7. If you want to have a different tab that people who have liked your page will see, enter the same code into the second box, but obviously using the other image URL.
You will then have a welcome page and will probably get thousands (if not millions) of fans! If you do know a bit of HTML, you can jazz your page up a bit, but if you’re just looking for a simple branded welcome tab, that should work nicely, and it only takes a few minutes (depending on your design abilities).

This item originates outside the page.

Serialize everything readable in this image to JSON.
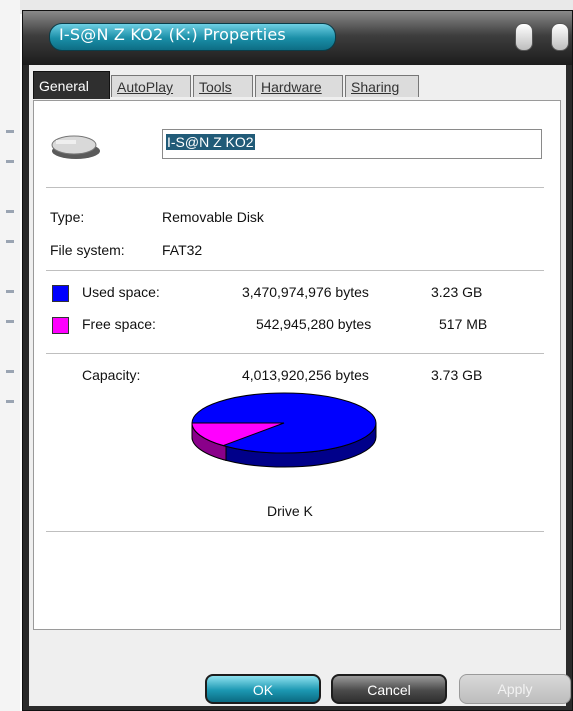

Update: There seem to be quite a few issues with some people not being able to get the code quite right (I think it’s mainly those pesky apostrophes!), so I thought I might give you an alternative that could help. Shortstack is a fantastic tool that allows you to not only create a welcome page but other types of Facebook tabs (eg. contact form, competitions) for your page as well. It’s super easy to use and they do all the coding work for you. Even better, if you have less than 2,000 fans, it’s free (note: you will have some Shorstack branding below your tab). For those of you who have more than 2,000 fans, or if you don’t want any Shortstack branding, it starts at $15/month for a subscription. If you’re having issues, it’s well worth checking out.